▶ Records provided
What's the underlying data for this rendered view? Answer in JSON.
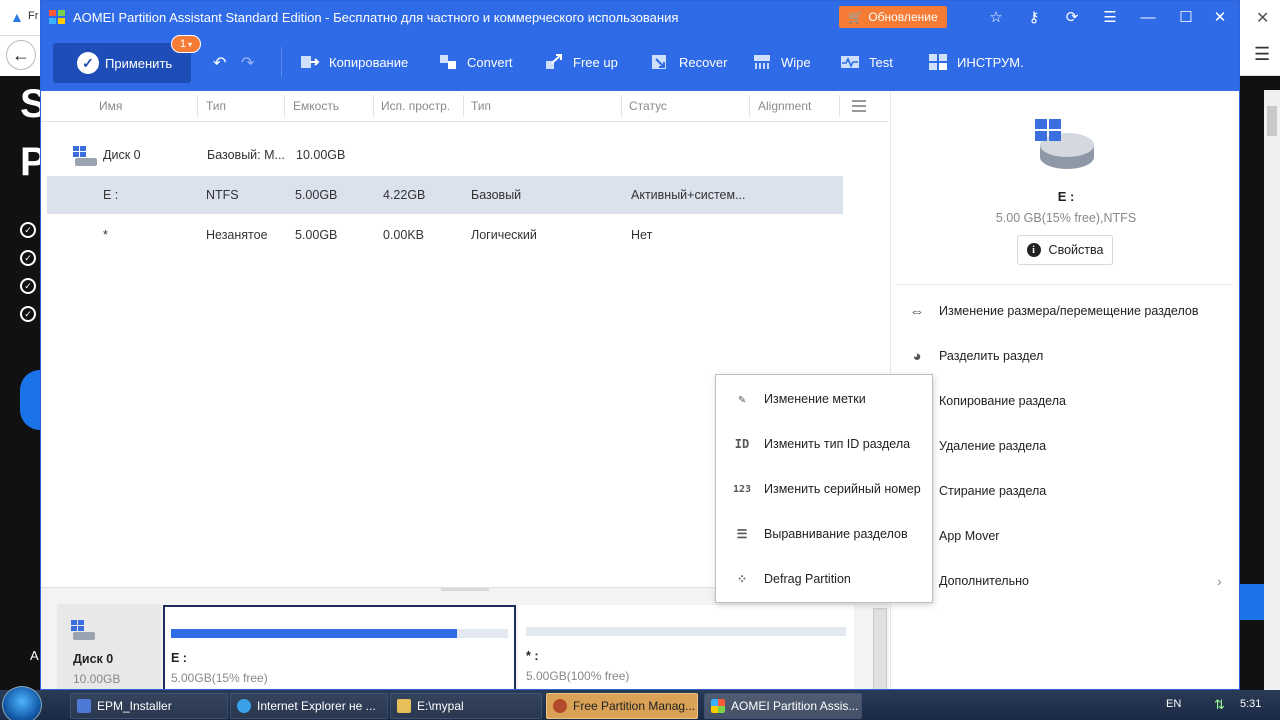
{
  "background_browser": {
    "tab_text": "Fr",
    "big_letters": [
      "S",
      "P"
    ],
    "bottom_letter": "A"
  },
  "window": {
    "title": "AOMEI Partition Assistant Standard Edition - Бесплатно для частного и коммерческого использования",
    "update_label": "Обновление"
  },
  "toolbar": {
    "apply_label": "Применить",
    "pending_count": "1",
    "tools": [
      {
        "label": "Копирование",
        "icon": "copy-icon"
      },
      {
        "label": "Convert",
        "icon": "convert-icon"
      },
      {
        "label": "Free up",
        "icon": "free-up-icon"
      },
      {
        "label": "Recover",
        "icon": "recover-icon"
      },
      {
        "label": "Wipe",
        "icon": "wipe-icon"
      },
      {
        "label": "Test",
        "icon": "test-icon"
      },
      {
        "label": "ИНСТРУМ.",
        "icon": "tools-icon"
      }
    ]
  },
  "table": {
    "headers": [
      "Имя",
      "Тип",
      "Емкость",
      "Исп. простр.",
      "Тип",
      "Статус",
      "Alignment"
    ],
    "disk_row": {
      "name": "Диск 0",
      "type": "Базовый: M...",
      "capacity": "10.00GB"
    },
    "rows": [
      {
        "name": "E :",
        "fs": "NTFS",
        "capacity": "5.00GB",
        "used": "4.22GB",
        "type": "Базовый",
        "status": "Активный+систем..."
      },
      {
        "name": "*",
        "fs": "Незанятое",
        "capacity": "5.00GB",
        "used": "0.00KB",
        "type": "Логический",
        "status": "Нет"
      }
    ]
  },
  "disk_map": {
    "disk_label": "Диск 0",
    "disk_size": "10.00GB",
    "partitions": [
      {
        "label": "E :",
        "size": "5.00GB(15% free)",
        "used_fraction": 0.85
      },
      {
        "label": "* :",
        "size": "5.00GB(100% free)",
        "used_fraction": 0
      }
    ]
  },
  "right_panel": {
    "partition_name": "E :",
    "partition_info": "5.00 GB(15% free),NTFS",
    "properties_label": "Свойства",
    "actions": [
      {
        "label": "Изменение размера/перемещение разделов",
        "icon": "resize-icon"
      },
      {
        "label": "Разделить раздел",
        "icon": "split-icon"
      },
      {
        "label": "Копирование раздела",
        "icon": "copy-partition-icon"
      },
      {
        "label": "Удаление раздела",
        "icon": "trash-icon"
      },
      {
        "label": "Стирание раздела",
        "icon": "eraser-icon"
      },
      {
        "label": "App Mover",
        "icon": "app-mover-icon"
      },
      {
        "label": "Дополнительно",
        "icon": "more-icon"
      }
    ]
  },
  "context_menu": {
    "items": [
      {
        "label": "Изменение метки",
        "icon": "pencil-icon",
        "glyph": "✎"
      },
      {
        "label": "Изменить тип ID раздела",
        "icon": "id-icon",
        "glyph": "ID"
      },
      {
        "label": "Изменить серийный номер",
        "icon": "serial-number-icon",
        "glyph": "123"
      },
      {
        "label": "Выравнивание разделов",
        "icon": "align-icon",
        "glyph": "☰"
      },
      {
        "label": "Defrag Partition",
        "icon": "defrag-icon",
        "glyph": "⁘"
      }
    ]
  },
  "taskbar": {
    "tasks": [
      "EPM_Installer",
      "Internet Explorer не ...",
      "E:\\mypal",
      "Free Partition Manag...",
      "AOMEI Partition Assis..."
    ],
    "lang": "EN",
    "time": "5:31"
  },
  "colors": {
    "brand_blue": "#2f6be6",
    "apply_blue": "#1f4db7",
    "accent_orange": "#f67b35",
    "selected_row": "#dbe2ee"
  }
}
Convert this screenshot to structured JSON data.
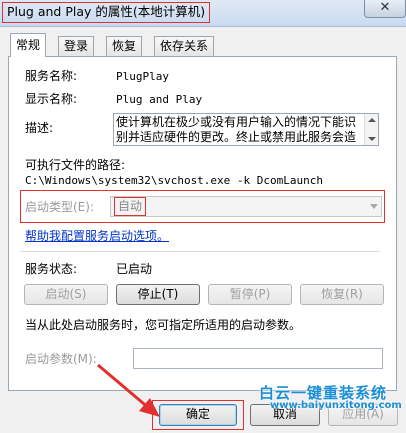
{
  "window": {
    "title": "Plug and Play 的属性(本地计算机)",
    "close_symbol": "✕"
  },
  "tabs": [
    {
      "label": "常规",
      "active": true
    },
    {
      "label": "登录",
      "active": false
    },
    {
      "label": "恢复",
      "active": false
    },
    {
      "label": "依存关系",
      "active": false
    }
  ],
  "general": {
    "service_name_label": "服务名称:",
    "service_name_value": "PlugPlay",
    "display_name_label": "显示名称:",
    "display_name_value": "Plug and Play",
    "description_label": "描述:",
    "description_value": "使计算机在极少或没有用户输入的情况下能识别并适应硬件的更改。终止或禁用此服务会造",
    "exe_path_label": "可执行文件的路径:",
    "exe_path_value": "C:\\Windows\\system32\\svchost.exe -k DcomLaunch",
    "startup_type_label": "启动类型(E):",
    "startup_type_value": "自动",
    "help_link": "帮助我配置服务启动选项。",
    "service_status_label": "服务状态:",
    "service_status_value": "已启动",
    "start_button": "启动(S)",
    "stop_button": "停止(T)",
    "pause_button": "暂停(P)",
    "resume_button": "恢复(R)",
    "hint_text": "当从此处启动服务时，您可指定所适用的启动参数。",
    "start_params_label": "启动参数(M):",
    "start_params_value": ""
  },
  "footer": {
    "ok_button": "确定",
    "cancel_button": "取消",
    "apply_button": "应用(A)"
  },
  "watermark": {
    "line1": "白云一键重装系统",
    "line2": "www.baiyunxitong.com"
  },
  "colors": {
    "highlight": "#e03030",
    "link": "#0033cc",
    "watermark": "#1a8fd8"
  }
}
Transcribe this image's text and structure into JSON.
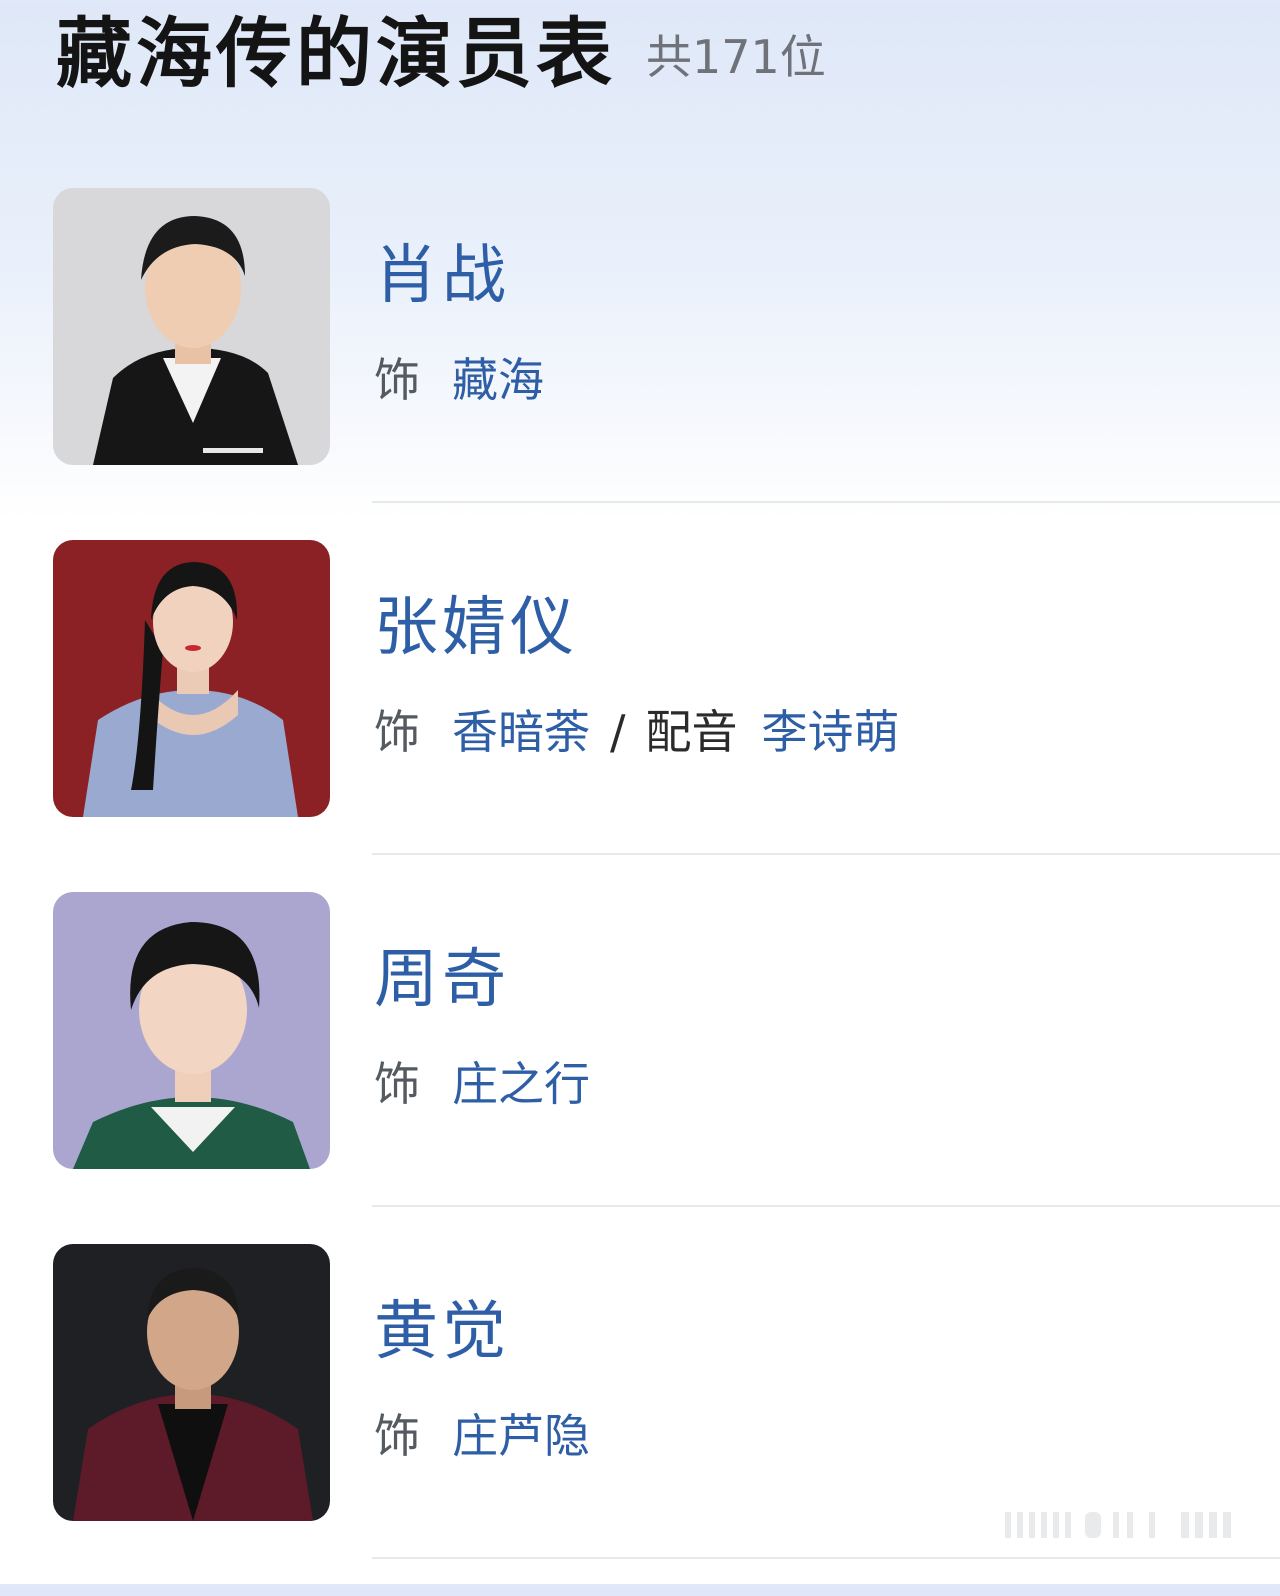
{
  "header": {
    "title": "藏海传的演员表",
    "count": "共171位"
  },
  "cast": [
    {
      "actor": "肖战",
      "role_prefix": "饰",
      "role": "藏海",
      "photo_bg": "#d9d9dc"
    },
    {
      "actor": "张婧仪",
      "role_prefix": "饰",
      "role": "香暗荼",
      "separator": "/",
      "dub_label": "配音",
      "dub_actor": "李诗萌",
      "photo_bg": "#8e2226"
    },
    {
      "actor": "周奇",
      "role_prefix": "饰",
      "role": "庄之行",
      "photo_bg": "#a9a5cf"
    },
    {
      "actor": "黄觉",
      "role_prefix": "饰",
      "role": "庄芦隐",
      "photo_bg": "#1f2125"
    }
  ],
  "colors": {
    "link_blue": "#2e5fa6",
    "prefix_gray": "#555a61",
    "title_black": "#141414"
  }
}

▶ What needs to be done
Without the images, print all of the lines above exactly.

▶ Solution to this task
What's the underlying data for this rendered view? Answer in JSON.
{
  "background_browser": {
    "tab_text": "Fr",
    "big_letters": [
      "S",
      "P"
    ],
    "bottom_letter": "A"
  },
  "window": {
    "title": "AOMEI Partition Assistant Standard Edition - Бесплатно для частного и коммерческого использования",
    "update_label": "Обновление"
  },
  "toolbar": {
    "apply_label": "Применить",
    "pending_count": "1",
    "tools": [
      {
        "label": "Копирование",
        "icon": "copy-icon"
      },
      {
        "label": "Convert",
        "icon": "convert-icon"
      },
      {
        "label": "Free up",
        "icon": "free-up-icon"
      },
      {
        "label": "Recover",
        "icon": "recover-icon"
      },
      {
        "label": "Wipe",
        "icon": "wipe-icon"
      },
      {
        "label": "Test",
        "icon": "test-icon"
      },
      {
        "label": "ИНСТРУМ.",
        "icon": "tools-icon"
      }
    ]
  },
  "table": {
    "headers": [
      "Имя",
      "Тип",
      "Емкость",
      "Исп. простр.",
      "Тип",
      "Статус",
      "Alignment"
    ],
    "disk_row": {
      "name": "Диск 0",
      "type": "Базовый: M...",
      "capacity": "10.00GB"
    },
    "rows": [
      {
        "name": "E :",
        "fs": "NTFS",
        "capacity": "5.00GB",
        "used": "4.22GB",
        "type": "Базовый",
        "status": "Активный+систем..."
      },
      {
        "name": "*",
        "fs": "Незанятое",
        "capacity": "5.00GB",
        "used": "0.00KB",
        "type": "Логический",
        "status": "Нет"
      }
    ]
  },
  "disk_map": {
    "disk_label": "Диск 0",
    "disk_size": "10.00GB",
    "partitions": [
      {
        "label": "E :",
        "size": "5.00GB(15% free)",
        "used_fraction": 0.85
      },
      {
        "label": "* :",
        "size": "5.00GB(100% free)",
        "used_fraction": 0
      }
    ]
  },
  "right_panel": {
    "partition_name": "E :",
    "partition_info": "5.00 GB(15% free),NTFS",
    "properties_label": "Свойства",
    "actions": [
      {
        "label": "Изменение размера/перемещение разделов",
        "icon": "resize-icon"
      },
      {
        "label": "Разделить раздел",
        "icon": "split-icon"
      },
      {
        "label": "Копирование раздела",
        "icon": "copy-partition-icon"
      },
      {
        "label": "Удаление раздела",
        "icon": "trash-icon"
      },
      {
        "label": "Стирание раздела",
        "icon": "eraser-icon"
      },
      {
        "label": "App Mover",
        "icon": "app-mover-icon"
      },
      {
        "label": "Дополнительно",
        "icon": "more-icon"
      }
    ]
  },
  "context_menu": {
    "items": [
      {
        "label": "Изменение метки",
        "icon": "pencil-icon",
        "glyph": "✎"
      },
      {
        "label": "Изменить тип ID раздела",
        "icon": "id-icon",
        "glyph": "ID"
      },
      {
        "label": "Изменить серийный номер",
        "icon": "serial-number-icon",
        "glyph": "123"
      },
      {
        "label": "Выравнивание разделов",
        "icon": "align-icon",
        "glyph": "☰"
      },
      {
        "label": "Defrag Partition",
        "icon": "defrag-icon",
        "glyph": "⁘"
      }
    ]
  },
  "taskbar": {
    "tasks": [
      "EPM_Installer",
      "Internet Explorer не ...",
      "E:\\mypal",
      "Free Partition Manag...",
      "AOMEI Partition Assis..."
    ],
    "lang": "EN",
    "time": "5:31"
  },
  "colors": {
    "brand_blue": "#2f6be6",
    "apply_blue": "#1f4db7",
    "accent_orange": "#f67b35",
    "selected_row": "#dbe2ee"
  }
}
Convert this screenshot to structured JSON data.
{
  "window": {
    "title": "Plug and Play 的属性(本地计算机)",
    "close_symbol": "✕"
  },
  "tabs": [
    {
      "label": "常规",
      "active": true
    },
    {
      "label": "登录",
      "active": false
    },
    {
      "label": "恢复",
      "active": false
    },
    {
      "label": "依存关系",
      "active": false
    }
  ],
  "general": {
    "service_name_label": "服务名称:",
    "service_name_value": "PlugPlay",
    "display_name_label": "显示名称:",
    "display_name_value": "Plug and Play",
    "description_label": "描述:",
    "description_value": "使计算机在极少或没有用户输入的情况下能识别并适应硬件的更改。终止或禁用此服务会造",
    "exe_path_label": "可执行文件的路径:",
    "exe_path_value": "C:\\Windows\\system32\\svchost.exe -k DcomLaunch",
    "startup_type_label": "启动类型(E):",
    "startup_type_value": "自动",
    "help_link": "帮助我配置服务启动选项。",
    "service_status_label": "服务状态:",
    "service_status_value": "已启动",
    "start_button": "启动(S)",
    "stop_button": "停止(T)",
    "pause_button": "暂停(P)",
    "resume_button": "恢复(R)",
    "hint_text": "当从此处启动服务时，您可指定所适用的启动参数。",
    "start_params_label": "启动参数(M):",
    "start_params_value": ""
  },
  "footer": {
    "ok_button": "确定",
    "cancel_button": "取消",
    "apply_button": "应用(A)"
  },
  "watermark": {
    "line1": "白云一键重装系统",
    "line2": "www.baiyunxitong.com"
  },
  "colors": {
    "highlight": "#e03030",
    "link": "#0033cc",
    "watermark": "#1a8fd8"
  }
}
Transcribe this image's text and structure into JSON.
{
  "header": {
    "title": "藏海传的演员表",
    "count": "共171位"
  },
  "cast": [
    {
      "actor": "肖战",
      "role_prefix": "饰",
      "role": "藏海",
      "photo_bg": "#d9d9dc"
    },
    {
      "actor": "张婧仪",
      "role_prefix": "饰",
      "role": "香暗荼",
      "separator": "/",
      "dub_label": "配音",
      "dub_actor": "李诗萌",
      "photo_bg": "#8e2226"
    },
    {
      "actor": "周奇",
      "role_prefix": "饰",
      "role": "庄之行",
      "photo_bg": "#a9a5cf"
    },
    {
      "actor": "黄觉",
      "role_prefix": "饰",
      "role": "庄芦隐",
      "photo_bg": "#1f2125"
    }
  ],
  "colors": {
    "link_blue": "#2e5fa6",
    "prefix_gray": "#555a61",
    "title_black": "#141414"
  }
}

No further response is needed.